Output the entries as they appear, skipping images.

┄┄┄┄┄┄

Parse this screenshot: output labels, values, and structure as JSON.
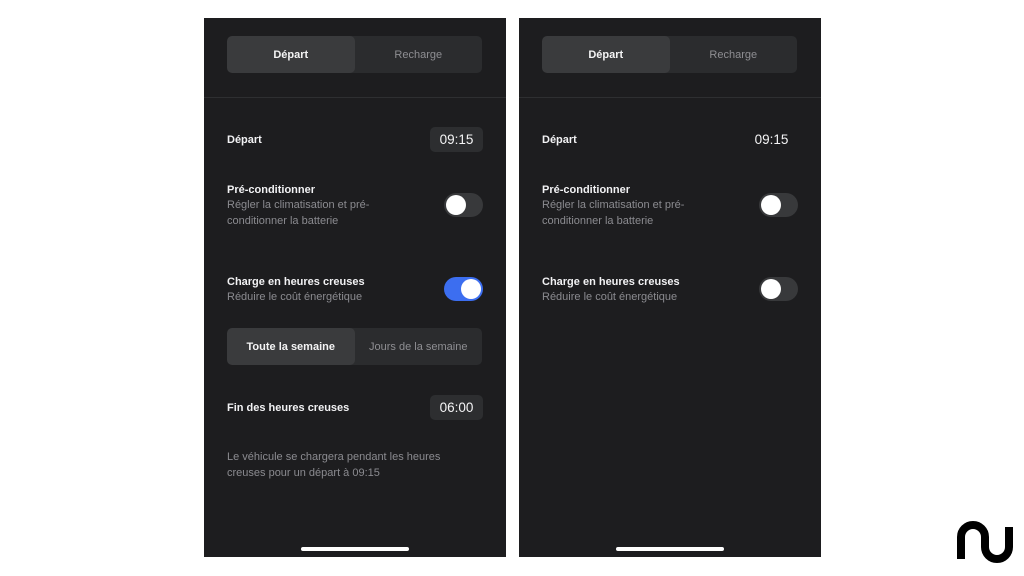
{
  "screens": [
    {
      "tabs": [
        "Départ",
        "Recharge"
      ],
      "departure": {
        "label": "Départ",
        "time": "09:15"
      },
      "precondition": {
        "title": "Pré-conditionner",
        "subtitle": "Régler la climatisation et pré-conditionner la batterie",
        "enabled": false
      },
      "offpeak": {
        "title": "Charge en heures creuses",
        "subtitle": "Réduire le coût énergétique",
        "enabled": true
      },
      "schedule_tabs": [
        "Toute la semaine",
        "Jours de la semaine"
      ],
      "offpeak_end": {
        "label": "Fin des heures creuses",
        "time": "06:00"
      },
      "info": "Le véhicule se chargera pendant les heures creuses pour un départ à 09:15"
    },
    {
      "tabs": [
        "Départ",
        "Recharge"
      ],
      "departure": {
        "label": "Départ",
        "time": "09:15"
      },
      "precondition": {
        "title": "Pré-conditionner",
        "subtitle": "Régler la climatisation et pré-conditionner la batterie",
        "enabled": false
      },
      "offpeak": {
        "title": "Charge en heures creuses",
        "subtitle": "Réduire le coût énergétique",
        "enabled": false
      }
    }
  ],
  "colors": {
    "toggle_on": "#3c6ef0",
    "background": "#1d1d1f"
  },
  "logo_icon": "brand-logo-icon"
}
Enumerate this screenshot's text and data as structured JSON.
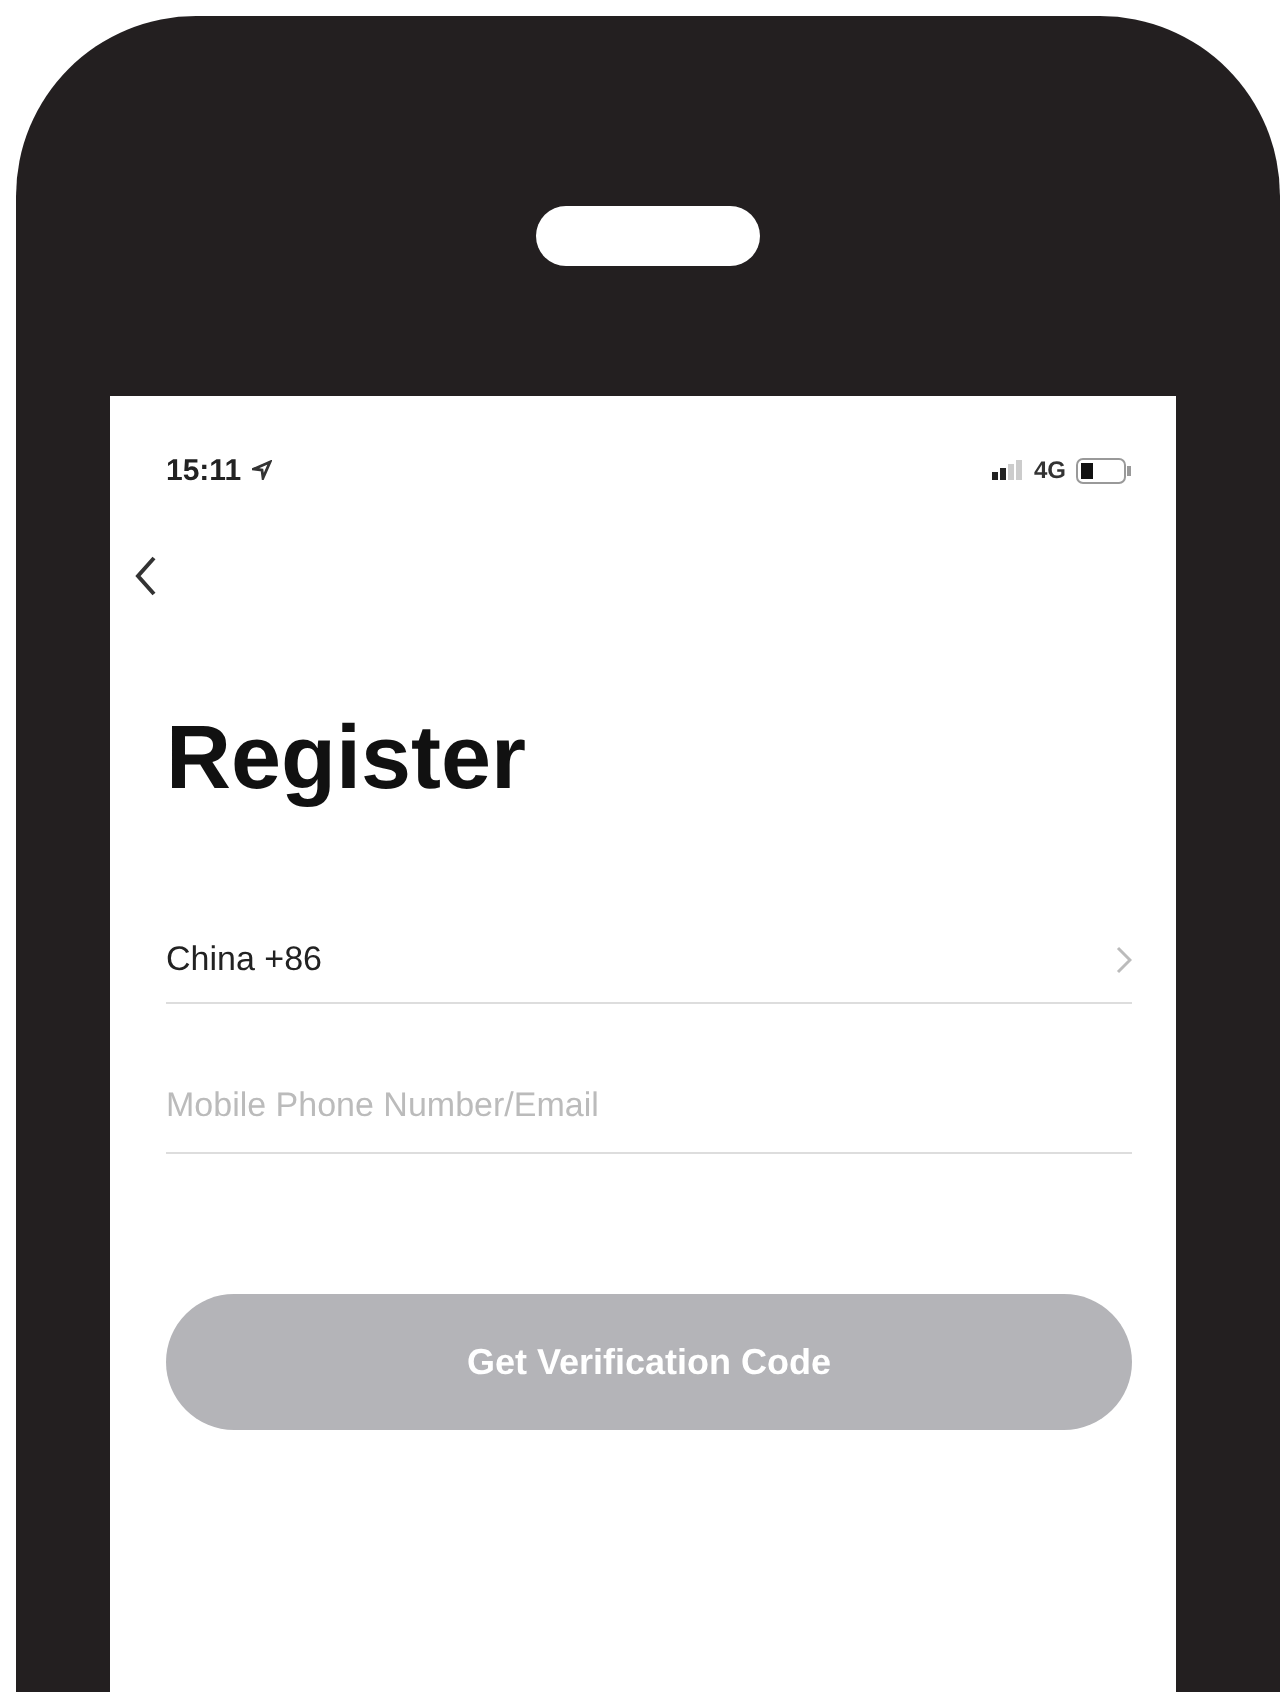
{
  "status_bar": {
    "time": "15:11",
    "network": "4G"
  },
  "title": "Register",
  "country_row": {
    "value": "China +86"
  },
  "contact_field": {
    "placeholder": "Mobile Phone Number/Email"
  },
  "submit_button": {
    "label": "Get Verification Code",
    "disabled": true
  }
}
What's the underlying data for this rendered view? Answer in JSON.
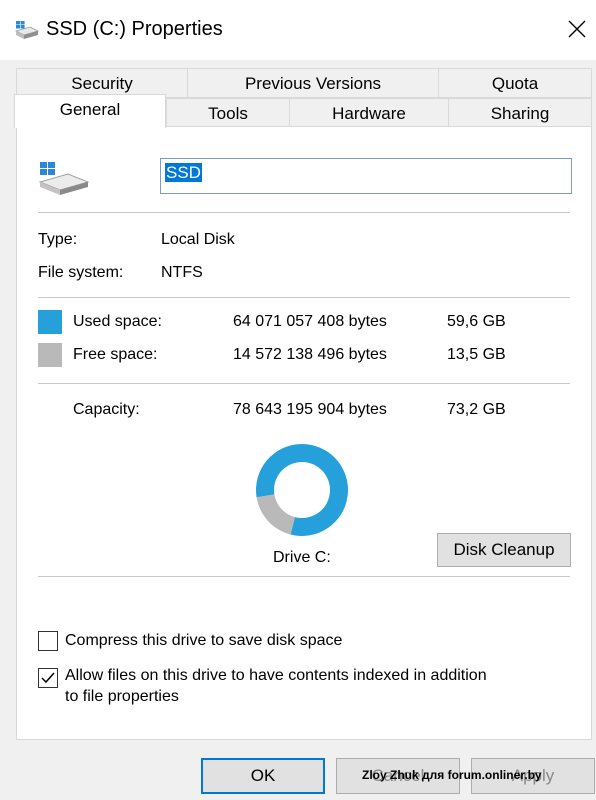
{
  "window": {
    "title": "SSD (C:) Properties"
  },
  "tabs": {
    "row_back": [
      "Security",
      "Previous Versions",
      "Quota"
    ],
    "row_front": [
      "General",
      "Tools",
      "Hardware",
      "Sharing"
    ],
    "active": "General"
  },
  "general": {
    "drive_name": "SSD",
    "type_label": "Type:",
    "type_value": "Local Disk",
    "fs_label": "File system:",
    "fs_value": "NTFS",
    "used_label": "Used space:",
    "used_bytes": "64 071 057 408 bytes",
    "used_gb": "59,6 GB",
    "free_label": "Free space:",
    "free_bytes": "14 572 138 496 bytes",
    "free_gb": "13,5 GB",
    "capacity_label": "Capacity:",
    "capacity_bytes": "78 643 195 904 bytes",
    "capacity_gb": "73,2 GB",
    "drive_label": "Drive C:",
    "cleanup_button": "Disk Cleanup",
    "used_fraction": 0.815,
    "used_color": "#26a0da",
    "free_color": "#b9b9b9"
  },
  "options": {
    "compress_label": "Compress this drive to save disk space",
    "compress_checked": false,
    "index_label_line1": "Allow files on this drive to have contents indexed in addition",
    "index_label_line2": "to file properties",
    "index_checked": true
  },
  "footer": {
    "ok_label": "OK",
    "cancel_label": "Cancel",
    "apply_label": "Apply",
    "watermark": "Zloy Zhuk для forum.onliner.by"
  }
}
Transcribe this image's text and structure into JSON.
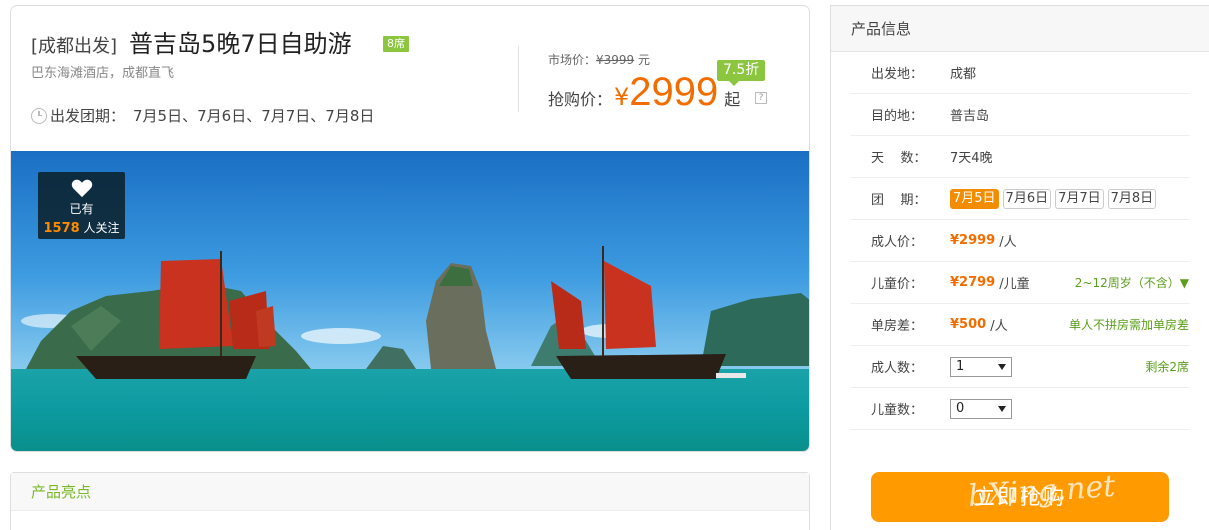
{
  "header": {
    "origin_tag": "[成都出发]",
    "title": "普吉岛5晚7日自助游",
    "seat_badge": "8席",
    "subtitle": "巴东海滩酒店，成都直飞",
    "dates_label": "出发团期：",
    "dates_value": "7月5日、7月6日、7月7日、7月8日"
  },
  "pricing": {
    "market_label": "市场价：",
    "market_value": "¥3999",
    "market_unit": "元",
    "discount": "7.5折",
    "sale_label": "抢购价：",
    "currency": "¥",
    "sale_amount": "2999",
    "sale_suffix": "起",
    "help": "?"
  },
  "hero": {
    "follow_line1": "已有",
    "follow_count": "1578",
    "follow_suffix": "人关注"
  },
  "highlights": {
    "title": "产品亮点"
  },
  "product_info": {
    "title": "产品信息",
    "rows": {
      "origin": {
        "label": "出发地：",
        "value": "成都"
      },
      "destination": {
        "label": "目的地：",
        "value": "普吉岛"
      },
      "days": {
        "label": "天    数：",
        "value": "7天4晚"
      },
      "group": {
        "label": "团    期：",
        "dates": [
          "7月5日",
          "7月6日",
          "7月7日",
          "7月8日"
        ]
      },
      "adult_price": {
        "label": "成人价：",
        "value": "¥2999",
        "unit": "/人"
      },
      "child_price": {
        "label": "儿童价：",
        "value": "¥2799",
        "unit": "/儿童",
        "note": "2~12周岁（不含）▼"
      },
      "single_room": {
        "label": "单房差：",
        "value": "¥500",
        "unit": "/人",
        "note": "单人不拼房需加单房差"
      },
      "adults": {
        "label": "成人数：",
        "selected": "1",
        "note": "剩余2席"
      },
      "children": {
        "label": "儿童数：",
        "selected": "0"
      }
    },
    "buy_button": "立即抢购"
  },
  "watermark": "bXing.net",
  "colors": {
    "accent_orange": "#f26d00",
    "button_orange": "#ff9a00",
    "badge_green": "#8cc63f"
  }
}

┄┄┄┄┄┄

ANSWER SPACE:
Parse this screenshot: output labels, values, and structure as JSON.
{
  "screens": [
    {
      "tabs": [
        "Départ",
        "Recharge"
      ],
      "departure": {
        "label": "Départ",
        "time": "09:15"
      },
      "precondition": {
        "title": "Pré-conditionner",
        "subtitle": "Régler la climatisation et pré-conditionner la batterie",
        "enabled": false
      },
      "offpeak": {
        "title": "Charge en heures creuses",
        "subtitle": "Réduire le coût énergétique",
        "enabled": true
      },
      "schedule_tabs": [
        "Toute la semaine",
        "Jours de la semaine"
      ],
      "offpeak_end": {
        "label": "Fin des heures creuses",
        "time": "06:00"
      },
      "info": "Le véhicule se chargera pendant les heures creuses pour un départ à 09:15"
    },
    {
      "tabs": [
        "Départ",
        "Recharge"
      ],
      "departure": {
        "label": "Départ",
        "time": "09:15"
      },
      "precondition": {
        "title": "Pré-conditionner",
        "subtitle": "Régler la climatisation et pré-conditionner la batterie",
        "enabled": false
      },
      "offpeak": {
        "title": "Charge en heures creuses",
        "subtitle": "Réduire le coût énergétique",
        "enabled": false
      }
    }
  ],
  "colors": {
    "toggle_on": "#3c6ef0",
    "background": "#1d1d1f"
  },
  "logo_icon": "brand-logo-icon"
}
Enumerate this screenshot's text and data as structured JSON.
{
  "status_bar": {
    "time": "15:11",
    "network": "4G"
  },
  "title": "Register",
  "country_row": {
    "value": "China +86"
  },
  "contact_field": {
    "placeholder": "Mobile Phone Number/Email"
  },
  "submit_button": {
    "label": "Get Verification Code",
    "disabled": true
  }
}
What's the underlying data for this rendered view? Answer in JSON.
{
  "window": {
    "title": "SSD (C:) Properties"
  },
  "tabs": {
    "row_back": [
      "Security",
      "Previous Versions",
      "Quota"
    ],
    "row_front": [
      "General",
      "Tools",
      "Hardware",
      "Sharing"
    ],
    "active": "General"
  },
  "general": {
    "drive_name": "SSD",
    "type_label": "Type:",
    "type_value": "Local Disk",
    "fs_label": "File system:",
    "fs_value": "NTFS",
    "used_label": "Used space:",
    "used_bytes": "64 071 057 408 bytes",
    "used_gb": "59,6 GB",
    "free_label": "Free space:",
    "free_bytes": "14 572 138 496 bytes",
    "free_gb": "13,5 GB",
    "capacity_label": "Capacity:",
    "capacity_bytes": "78 643 195 904 bytes",
    "capacity_gb": "73,2 GB",
    "drive_label": "Drive C:",
    "cleanup_button": "Disk Cleanup",
    "used_fraction": 0.815,
    "used_color": "#26a0da",
    "free_color": "#b9b9b9"
  },
  "options": {
    "compress_label": "Compress this drive to save disk space",
    "compress_checked": false,
    "index_label_line1": "Allow files on this drive to have contents indexed in addition",
    "index_label_line2": "to file properties",
    "index_checked": true
  },
  "footer": {
    "ok_label": "OK",
    "cancel_label": "Cancel",
    "apply_label": "Apply",
    "watermark": "Zloy Zhuk для forum.onliner.by"
  }
}
Transcribe this image's text and structure into JSON.
{
  "header": {
    "origin_tag": "[成都出发]",
    "title": "普吉岛5晚7日自助游",
    "seat_badge": "8席",
    "subtitle": "巴东海滩酒店，成都直飞",
    "dates_label": "出发团期：",
    "dates_value": "7月5日、7月6日、7月7日、7月8日"
  },
  "pricing": {
    "market_label": "市场价：",
    "market_value": "¥3999",
    "market_unit": "元",
    "discount": "7.5折",
    "sale_label": "抢购价：",
    "currency": "¥",
    "sale_amount": "2999",
    "sale_suffix": "起",
    "help": "?"
  },
  "hero": {
    "follow_line1": "已有",
    "follow_count": "1578",
    "follow_suffix": "人关注"
  },
  "highlights": {
    "title": "产品亮点"
  },
  "product_info": {
    "title": "产品信息",
    "rows": {
      "origin": {
        "label": "出发地：",
        "value": "成都"
      },
      "destination": {
        "label": "目的地：",
        "value": "普吉岛"
      },
      "days": {
        "label": "天    数：",
        "value": "7天4晚"
      },
      "group": {
        "label": "团    期：",
        "dates": [
          "7月5日",
          "7月6日",
          "7月7日",
          "7月8日"
        ]
      },
      "adult_price": {
        "label": "成人价：",
        "value": "¥2999",
        "unit": "/人"
      },
      "child_price": {
        "label": "儿童价：",
        "value": "¥2799",
        "unit": "/儿童",
        "note": "2~12周岁（不含）▼"
      },
      "single_room": {
        "label": "单房差：",
        "value": "¥500",
        "unit": "/人",
        "note": "单人不拼房需加单房差"
      },
      "adults": {
        "label": "成人数：",
        "selected": "1",
        "note": "剩余2席"
      },
      "children": {
        "label": "儿童数：",
        "selected": "0"
      }
    },
    "buy_button": "立即抢购"
  },
  "watermark": "bXing.net",
  "colors": {
    "accent_orange": "#f26d00",
    "button_orange": "#ff9a00",
    "badge_green": "#8cc63f"
  }
}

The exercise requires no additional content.